    Thank you for your reply, it is a very strange time. But it is good to know others feel and have felt the same way,

    Thank you again

    Bex

  • Hi again bex, I have lived with and been treated for an incurable cancer for over 24 years so I have had many post treatment periods most only lasting no more than 9 months so learned quickly to live in the moment and live life to the full……. More so now that I am coming up to 8 years out from my last treatment so at the moment this is a dream.

    Striving to define how your live post treatment is important rather than your cancer journey defining you.

    Mike (Thehighlander)

    It always seems impossible until its done - Nelson Mandela

    Community Champion Badge

    1. Hi  

    well done for reaching out, I can relate to your experience. I’m all done with treatment and went back to work thinking carry on as normal and fell apart… I’ve got a couple more weeks on a fit note but feeling worse each week. I thought it was radiation effects but now 5 weeks post radiation im thinking this is the tamoxifen and menopause symptoms. I feel depressed and sore and itchy a lot and can’t focus as long as usual. I’m reading around tamoxifen and risks of recurrence and looking at my options for quality of life. 

  • Hi thank you for your post I am now 1 year post op for oesophageal cancer, this time last year I was in ICU and not expected to survive.  Following leaving hospital and post op chemo I really focused on my physical recovery and I’ve gone from struggling to walk around the house to walking 5+ miles several times a week.  However a month ago I started a phased return to work and I can’t believe how hard it is.  I have started to have panic attacks and I’m crying a lot.  My GP wants to sign me back off but I want to go back to normal.  
    I have reached out to both macmillian counselling and my GP but both have suggested I need more specialist help as I am suffering from PTSD.  
    I thought I had done the hard bit but this is just as ,if not harder.  
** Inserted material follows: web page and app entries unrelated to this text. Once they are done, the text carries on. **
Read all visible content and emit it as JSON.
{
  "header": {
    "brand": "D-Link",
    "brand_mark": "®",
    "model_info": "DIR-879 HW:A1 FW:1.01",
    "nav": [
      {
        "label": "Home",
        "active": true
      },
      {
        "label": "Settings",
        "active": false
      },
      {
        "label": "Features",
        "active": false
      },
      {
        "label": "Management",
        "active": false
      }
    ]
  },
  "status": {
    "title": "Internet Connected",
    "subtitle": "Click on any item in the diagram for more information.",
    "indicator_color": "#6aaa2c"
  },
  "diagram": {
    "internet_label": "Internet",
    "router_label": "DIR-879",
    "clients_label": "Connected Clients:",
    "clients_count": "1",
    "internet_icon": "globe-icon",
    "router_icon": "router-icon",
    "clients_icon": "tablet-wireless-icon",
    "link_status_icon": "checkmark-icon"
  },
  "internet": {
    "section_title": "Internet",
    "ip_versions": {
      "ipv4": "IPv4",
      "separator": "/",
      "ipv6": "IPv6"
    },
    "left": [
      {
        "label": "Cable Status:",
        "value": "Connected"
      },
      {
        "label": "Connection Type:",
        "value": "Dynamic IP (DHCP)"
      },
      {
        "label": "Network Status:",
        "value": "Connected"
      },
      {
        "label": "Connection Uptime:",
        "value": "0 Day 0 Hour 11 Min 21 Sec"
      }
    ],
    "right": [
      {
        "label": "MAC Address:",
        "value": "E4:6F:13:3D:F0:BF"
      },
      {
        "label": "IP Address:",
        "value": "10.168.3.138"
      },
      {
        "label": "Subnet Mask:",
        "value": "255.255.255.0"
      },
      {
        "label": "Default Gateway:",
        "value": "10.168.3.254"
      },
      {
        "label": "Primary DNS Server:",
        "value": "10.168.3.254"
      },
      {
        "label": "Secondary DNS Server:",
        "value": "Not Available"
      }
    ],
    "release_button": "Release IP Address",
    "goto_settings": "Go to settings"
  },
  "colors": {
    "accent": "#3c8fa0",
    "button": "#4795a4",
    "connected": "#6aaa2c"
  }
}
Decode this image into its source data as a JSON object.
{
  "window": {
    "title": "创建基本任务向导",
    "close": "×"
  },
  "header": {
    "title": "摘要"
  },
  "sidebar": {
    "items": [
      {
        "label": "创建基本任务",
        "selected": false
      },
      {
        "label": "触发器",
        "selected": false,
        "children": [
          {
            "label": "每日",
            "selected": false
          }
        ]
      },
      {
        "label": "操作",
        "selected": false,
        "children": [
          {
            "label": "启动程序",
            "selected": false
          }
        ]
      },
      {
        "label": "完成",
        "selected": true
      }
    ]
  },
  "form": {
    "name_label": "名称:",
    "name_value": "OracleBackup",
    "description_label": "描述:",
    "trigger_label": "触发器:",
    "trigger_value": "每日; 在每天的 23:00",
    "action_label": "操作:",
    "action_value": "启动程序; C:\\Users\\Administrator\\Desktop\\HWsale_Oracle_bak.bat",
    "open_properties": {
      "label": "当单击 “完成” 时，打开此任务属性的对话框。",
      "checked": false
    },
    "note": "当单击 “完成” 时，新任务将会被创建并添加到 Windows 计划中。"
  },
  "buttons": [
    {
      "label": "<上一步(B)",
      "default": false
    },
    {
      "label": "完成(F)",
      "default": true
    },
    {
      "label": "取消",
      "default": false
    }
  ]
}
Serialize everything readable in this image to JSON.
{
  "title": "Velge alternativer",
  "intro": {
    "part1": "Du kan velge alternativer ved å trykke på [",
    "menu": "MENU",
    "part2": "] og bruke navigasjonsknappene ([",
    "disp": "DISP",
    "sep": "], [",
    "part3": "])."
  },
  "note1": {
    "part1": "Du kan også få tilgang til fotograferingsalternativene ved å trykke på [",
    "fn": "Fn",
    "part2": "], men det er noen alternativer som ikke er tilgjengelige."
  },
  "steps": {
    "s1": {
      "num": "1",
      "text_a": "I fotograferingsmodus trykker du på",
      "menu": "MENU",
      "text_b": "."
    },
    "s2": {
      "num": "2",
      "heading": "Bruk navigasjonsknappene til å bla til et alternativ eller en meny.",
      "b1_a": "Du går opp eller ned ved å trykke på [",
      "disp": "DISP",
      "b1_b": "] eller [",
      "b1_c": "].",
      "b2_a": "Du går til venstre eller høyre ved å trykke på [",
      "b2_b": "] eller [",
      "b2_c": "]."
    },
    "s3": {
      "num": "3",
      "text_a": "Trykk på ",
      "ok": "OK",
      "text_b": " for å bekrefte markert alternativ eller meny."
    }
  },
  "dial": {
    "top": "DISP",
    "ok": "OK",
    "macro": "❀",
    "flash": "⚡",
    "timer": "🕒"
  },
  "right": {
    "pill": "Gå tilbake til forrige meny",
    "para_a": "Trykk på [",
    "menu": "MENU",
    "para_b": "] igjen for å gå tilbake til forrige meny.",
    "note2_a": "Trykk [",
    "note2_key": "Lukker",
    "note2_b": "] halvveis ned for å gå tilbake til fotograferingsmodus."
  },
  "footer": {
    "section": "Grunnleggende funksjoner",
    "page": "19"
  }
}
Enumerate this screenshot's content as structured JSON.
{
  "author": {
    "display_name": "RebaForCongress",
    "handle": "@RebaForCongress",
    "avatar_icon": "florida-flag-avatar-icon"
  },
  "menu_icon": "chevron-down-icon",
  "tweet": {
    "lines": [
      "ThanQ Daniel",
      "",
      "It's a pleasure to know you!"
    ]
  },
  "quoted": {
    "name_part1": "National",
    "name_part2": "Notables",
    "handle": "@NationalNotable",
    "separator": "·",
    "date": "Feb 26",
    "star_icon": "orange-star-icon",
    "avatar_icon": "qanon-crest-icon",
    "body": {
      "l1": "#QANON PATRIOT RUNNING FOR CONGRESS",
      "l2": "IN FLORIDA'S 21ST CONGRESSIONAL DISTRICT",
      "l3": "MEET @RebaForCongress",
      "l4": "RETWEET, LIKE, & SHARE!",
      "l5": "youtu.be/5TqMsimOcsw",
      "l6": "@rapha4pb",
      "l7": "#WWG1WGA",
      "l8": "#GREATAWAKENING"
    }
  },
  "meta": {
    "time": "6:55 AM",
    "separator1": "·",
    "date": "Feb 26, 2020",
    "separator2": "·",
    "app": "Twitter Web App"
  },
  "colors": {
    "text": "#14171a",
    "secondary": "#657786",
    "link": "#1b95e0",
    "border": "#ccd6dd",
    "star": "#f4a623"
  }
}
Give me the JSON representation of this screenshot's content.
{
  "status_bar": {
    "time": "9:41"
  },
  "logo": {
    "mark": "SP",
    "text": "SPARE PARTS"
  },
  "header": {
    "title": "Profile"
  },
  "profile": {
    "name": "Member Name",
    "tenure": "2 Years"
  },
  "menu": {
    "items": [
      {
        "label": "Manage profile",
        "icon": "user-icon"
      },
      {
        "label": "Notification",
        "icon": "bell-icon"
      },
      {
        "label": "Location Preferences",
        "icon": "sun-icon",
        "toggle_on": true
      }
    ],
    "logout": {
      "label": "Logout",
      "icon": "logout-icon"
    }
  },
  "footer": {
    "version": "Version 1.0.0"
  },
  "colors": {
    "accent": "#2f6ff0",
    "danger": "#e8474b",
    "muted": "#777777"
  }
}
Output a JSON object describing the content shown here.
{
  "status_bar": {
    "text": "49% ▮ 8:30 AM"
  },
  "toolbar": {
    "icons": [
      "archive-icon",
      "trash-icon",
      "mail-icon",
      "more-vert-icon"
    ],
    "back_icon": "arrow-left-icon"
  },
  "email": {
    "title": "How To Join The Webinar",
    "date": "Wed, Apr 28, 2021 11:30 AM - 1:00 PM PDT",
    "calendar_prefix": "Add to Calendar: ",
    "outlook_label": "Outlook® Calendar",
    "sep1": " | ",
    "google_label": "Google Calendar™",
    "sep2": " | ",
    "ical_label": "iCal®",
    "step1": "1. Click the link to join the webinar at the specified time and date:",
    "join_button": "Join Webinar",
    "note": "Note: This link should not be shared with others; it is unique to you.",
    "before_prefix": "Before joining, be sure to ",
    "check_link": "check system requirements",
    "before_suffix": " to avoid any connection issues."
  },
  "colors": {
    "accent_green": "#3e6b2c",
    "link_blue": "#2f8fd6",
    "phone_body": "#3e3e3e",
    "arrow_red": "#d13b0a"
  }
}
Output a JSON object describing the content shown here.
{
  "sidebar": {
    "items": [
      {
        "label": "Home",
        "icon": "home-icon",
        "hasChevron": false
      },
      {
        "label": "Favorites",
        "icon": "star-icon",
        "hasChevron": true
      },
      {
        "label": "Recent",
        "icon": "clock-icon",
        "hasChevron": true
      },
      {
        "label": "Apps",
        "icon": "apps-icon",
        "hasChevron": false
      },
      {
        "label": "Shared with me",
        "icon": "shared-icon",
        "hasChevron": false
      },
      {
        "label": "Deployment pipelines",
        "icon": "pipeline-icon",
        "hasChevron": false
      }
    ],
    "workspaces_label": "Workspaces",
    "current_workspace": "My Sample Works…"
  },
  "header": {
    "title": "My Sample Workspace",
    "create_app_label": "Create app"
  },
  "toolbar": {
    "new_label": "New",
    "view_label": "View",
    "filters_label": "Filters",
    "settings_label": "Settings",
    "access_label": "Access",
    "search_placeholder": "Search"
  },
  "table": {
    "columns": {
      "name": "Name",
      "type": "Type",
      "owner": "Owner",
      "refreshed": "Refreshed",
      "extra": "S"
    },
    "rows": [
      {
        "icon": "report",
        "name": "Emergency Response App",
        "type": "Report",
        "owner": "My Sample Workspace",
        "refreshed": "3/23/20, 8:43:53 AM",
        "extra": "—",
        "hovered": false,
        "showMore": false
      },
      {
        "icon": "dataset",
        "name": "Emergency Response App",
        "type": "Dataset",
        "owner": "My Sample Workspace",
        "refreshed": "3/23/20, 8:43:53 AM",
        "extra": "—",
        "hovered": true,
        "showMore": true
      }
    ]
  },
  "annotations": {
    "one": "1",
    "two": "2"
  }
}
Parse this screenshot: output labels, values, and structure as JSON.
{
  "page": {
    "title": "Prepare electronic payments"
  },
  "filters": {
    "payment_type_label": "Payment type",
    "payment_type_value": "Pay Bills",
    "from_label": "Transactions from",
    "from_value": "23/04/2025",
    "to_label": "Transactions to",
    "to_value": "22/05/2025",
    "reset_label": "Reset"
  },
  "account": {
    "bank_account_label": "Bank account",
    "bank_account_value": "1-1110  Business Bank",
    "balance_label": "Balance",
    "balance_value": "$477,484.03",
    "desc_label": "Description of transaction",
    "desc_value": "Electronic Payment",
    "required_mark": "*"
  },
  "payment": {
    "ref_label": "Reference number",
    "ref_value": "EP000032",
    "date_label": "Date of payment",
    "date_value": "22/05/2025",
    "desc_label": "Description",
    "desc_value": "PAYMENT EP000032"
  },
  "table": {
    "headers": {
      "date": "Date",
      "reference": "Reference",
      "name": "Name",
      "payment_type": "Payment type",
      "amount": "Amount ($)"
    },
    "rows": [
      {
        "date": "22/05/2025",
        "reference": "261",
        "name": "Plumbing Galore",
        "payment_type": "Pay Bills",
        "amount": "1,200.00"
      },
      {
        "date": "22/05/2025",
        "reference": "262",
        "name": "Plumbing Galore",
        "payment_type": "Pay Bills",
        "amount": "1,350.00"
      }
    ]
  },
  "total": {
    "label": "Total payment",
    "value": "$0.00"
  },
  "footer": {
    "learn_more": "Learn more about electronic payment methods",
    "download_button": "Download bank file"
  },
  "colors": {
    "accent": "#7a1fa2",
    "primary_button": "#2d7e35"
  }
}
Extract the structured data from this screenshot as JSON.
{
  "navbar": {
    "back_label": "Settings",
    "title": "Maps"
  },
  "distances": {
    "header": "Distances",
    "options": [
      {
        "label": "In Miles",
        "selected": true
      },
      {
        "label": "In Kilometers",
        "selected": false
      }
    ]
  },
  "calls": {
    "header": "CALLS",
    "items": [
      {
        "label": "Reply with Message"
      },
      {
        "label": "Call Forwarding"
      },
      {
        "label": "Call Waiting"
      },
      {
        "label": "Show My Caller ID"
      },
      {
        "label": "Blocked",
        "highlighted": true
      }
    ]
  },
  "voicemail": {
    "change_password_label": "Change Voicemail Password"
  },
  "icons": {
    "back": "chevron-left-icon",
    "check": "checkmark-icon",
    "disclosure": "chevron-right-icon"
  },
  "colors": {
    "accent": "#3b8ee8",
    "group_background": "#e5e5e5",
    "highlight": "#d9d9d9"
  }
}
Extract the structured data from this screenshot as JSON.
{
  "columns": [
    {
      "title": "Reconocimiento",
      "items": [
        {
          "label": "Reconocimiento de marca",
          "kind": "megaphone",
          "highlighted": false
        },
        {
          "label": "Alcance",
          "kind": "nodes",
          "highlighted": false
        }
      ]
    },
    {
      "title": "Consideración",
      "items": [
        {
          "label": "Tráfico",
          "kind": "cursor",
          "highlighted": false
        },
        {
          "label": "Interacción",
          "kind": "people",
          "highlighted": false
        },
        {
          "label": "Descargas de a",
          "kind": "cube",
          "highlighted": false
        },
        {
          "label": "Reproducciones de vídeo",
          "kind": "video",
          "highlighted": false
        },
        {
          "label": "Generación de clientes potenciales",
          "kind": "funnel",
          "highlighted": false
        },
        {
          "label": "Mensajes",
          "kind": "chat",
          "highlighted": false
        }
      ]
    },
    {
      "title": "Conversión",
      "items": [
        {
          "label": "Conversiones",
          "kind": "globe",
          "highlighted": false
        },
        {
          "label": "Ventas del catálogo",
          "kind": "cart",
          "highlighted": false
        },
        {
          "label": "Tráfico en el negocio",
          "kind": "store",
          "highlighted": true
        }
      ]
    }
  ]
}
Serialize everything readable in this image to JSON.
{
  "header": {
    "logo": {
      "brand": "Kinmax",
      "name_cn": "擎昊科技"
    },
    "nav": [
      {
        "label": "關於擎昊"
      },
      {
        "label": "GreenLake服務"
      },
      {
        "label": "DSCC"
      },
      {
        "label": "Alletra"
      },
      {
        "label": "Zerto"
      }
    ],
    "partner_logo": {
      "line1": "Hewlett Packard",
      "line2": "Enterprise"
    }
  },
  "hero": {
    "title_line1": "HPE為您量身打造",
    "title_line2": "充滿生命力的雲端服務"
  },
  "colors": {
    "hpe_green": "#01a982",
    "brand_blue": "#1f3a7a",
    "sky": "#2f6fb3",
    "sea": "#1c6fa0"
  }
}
  • I have found the local Macmillan Centre really helpful. I'm doing aFingers crossed creative writing course, everyone knows what a cancer diagnosis is like even the tutor. Good to explore some of the issues in writing. 

    Last week we wrote about what we wished the oncologist or medics had said. It has triggered a flurry of writing for me. You can never forget you had cancer treatment or the fear it may come back and why should you. I think being told to put it behind you by someone who thinks they know better than you is not on. 

    Not everyone can say this out loud but you can think it and say it to someone who can cope with you thinking that way. 1st Mammogram post treatment for BC tomorrow. 

    Fingers crossedFingers crossedFingers crossed

  • I'm on Tamoxifen, I take Antihistamines, someone on BC forum recommended them. Last week I ran out for a whole week, my skin became itchy, was driving me nuts. My sleep isn't great, my GP has prescribed Melatonin, it's not a complete success but at least I sleep a bit longer. I got down to 2 hrs. I've been on Tamoxifen 6 mths it'sDove at it's peaked of efficiency my husband told me. Handy to have someone at the appts, I don't remember everything.

    Hope it settles down for both of us. I found Letrozole worse. X

  • Good morning   Good that you found the local Mac Centre helpful and great you have got into writing.

    Putting our thoughts down on paper/text is very important. We have nite books going back my 24 years journey. As well as all the medical stuff we put in the note books we also recorded  our thoughts, feelings, hopes and dreams…… I am glad to say that some of the hopes and dreams that were recorded during my darkest times are now achieved and new ones are on the list,

    The post treatment journey is like navigating a selection of steppingstones, some takes us close to a better place both physically and mentally, but some tend to go sideways and for a period of time little progress is made….. but we need to look forward and not back.

    The post treatment life is like the old ‘marathon rather than a sprint’ analogy…….. the most important thing is to look to make small steps most days and if you don’t achieve todays step, there always tomorrow ((hugs))

    Mike (Thehighlander)

    It always seems impossible until its done - Nelson Mandela

    Community Champion Badge